**Problem requirements**
Using the records that follow, work out the number of lines with the word "details" in them; reply with that number only.

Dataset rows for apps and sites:
..............................

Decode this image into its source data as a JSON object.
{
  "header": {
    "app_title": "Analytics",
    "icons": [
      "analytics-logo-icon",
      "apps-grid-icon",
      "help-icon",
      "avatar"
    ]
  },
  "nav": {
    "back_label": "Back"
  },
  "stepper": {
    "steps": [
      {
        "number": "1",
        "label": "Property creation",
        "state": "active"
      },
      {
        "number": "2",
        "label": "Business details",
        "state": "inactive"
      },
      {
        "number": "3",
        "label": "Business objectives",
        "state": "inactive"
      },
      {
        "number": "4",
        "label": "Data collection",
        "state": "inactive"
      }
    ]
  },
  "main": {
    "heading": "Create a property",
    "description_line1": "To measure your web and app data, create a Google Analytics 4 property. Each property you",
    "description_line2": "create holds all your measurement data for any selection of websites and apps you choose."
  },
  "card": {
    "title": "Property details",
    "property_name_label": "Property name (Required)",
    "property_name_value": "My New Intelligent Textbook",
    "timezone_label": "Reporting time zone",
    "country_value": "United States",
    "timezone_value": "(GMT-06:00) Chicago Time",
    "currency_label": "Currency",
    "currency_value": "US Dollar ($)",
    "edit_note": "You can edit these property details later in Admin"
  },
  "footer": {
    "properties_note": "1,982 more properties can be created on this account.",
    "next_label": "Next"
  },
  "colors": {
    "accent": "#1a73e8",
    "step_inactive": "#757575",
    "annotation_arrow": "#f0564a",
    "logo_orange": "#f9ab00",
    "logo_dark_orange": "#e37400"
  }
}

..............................

**Result of the exercise**
3